→ Task details: What follows is a set of entries. Repeat them exactly, but not their pictures.

[Saved entries]
-----
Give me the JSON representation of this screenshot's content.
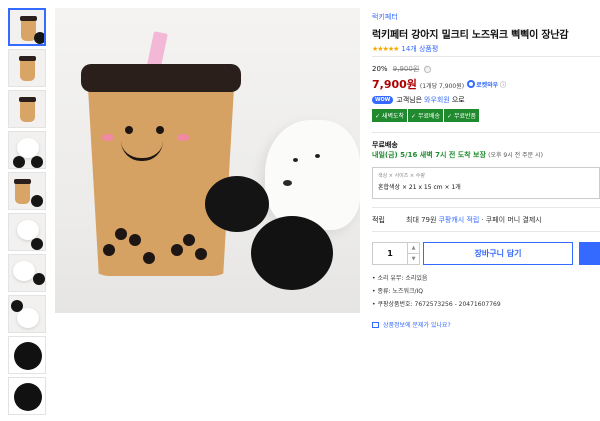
{
  "product": {
    "brand": "럭키페터",
    "title": "럭키페터 강아지 밀크티 노즈워크 삑삑이 장난감",
    "stars": "★★★★★",
    "review_count": "14개 상품평",
    "rating": 5
  },
  "price": {
    "discount_pct": "20%",
    "original": "9,900원",
    "info_icon": "ⓘ",
    "final": "7,900원",
    "unit_price": "(1개당 7,900원)",
    "rocket_label": "로켓와우",
    "rocket_info": "ⓘ"
  },
  "wow": {
    "badge": "WOW",
    "text_before": "고객님은",
    "link": "와우회원",
    "text_after": "으로"
  },
  "benefits": [
    "✓ 새벽도착",
    "✓ 무료배송",
    "✓ 무료반품"
  ],
  "shipping": {
    "title": "무료배송",
    "date": "내일(금) 5/16 새벽 7시 전 도착 보장",
    "cutoff": "(오후 9시 전 주문 시)"
  },
  "option": {
    "label": "색상 × 사이즈 × 수량",
    "value": "혼합색상 × 21 x 15 cm × 1개"
  },
  "accum": {
    "label": "적립",
    "before": "최대 79원",
    "link": "쿠팡캐시 적립",
    "after": "· 쿠페이 머니 결제시"
  },
  "purchase": {
    "quantity": "1",
    "up": "▲",
    "down": "▼",
    "cart_label": "장바구니 담기"
  },
  "specs": [
    "소리 유무: 소리있음",
    "종류: 노즈워크/IQ",
    "쿠팡상품번호: 7672573256 - 20471607769"
  ],
  "report_link": "상품정보에 문제가 있나요?",
  "thumbnail_count": 10,
  "colors": {
    "accent": "#346aff",
    "price_red": "#ae0000",
    "star": "#f6a800",
    "benefit_green": "#1f8a2e"
  }
}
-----
→ Answer to the exercise:
Give me the JSON representation of this screenshot's content.
{
  "product": {
    "brand": "럭키페터",
    "title": "럭키페터 강아지 밀크티 노즈워크 삑삑이 장난감",
    "stars": "★★★★★",
    "review_count": "14개 상품평",
    "rating": 5
  },
  "price": {
    "discount_pct": "20%",
    "original": "9,900원",
    "info_icon": "ⓘ",
    "final": "7,900원",
    "unit_price": "(1개당 7,900원)",
    "rocket_label": "로켓와우",
    "rocket_info": "ⓘ"
  },
  "wow": {
    "badge": "WOW",
    "text_before": "고객님은",
    "link": "와우회원",
    "text_after": "으로"
  },
  "benefits": [
    "✓ 새벽도착",
    "✓ 무료배송",
    "✓ 무료반품"
  ],
  "shipping": {
    "title": "무료배송",
    "date": "내일(금) 5/16 새벽 7시 전 도착 보장",
    "cutoff": "(오후 9시 전 주문 시)"
  },
  "option": {
    "label": "색상 × 사이즈 × 수량",
    "value": "혼합색상 × 21 x 15 cm × 1개"
  },
  "accum": {
    "label": "적립",
    "before": "최대 79원",
    "link": "쿠팡캐시 적립",
    "after": "· 쿠페이 머니 결제시"
  },
  "purchase": {
    "quantity": "1",
    "up": "▲",
    "down": "▼",
    "cart_label": "장바구니 담기"
  },
  "specs": [
    "소리 유무: 소리있음",
    "종류: 노즈워크/IQ",
    "쿠팡상품번호: 7672573256 - 20471607769"
  ],
  "report_link": "상품정보에 문제가 있나요?",
  "thumbnail_count": 10,
  "colors": {
    "accent": "#346aff",
    "price_red": "#ae0000",
    "star": "#f6a800",
    "benefit_green": "#1f8a2e"
  }
}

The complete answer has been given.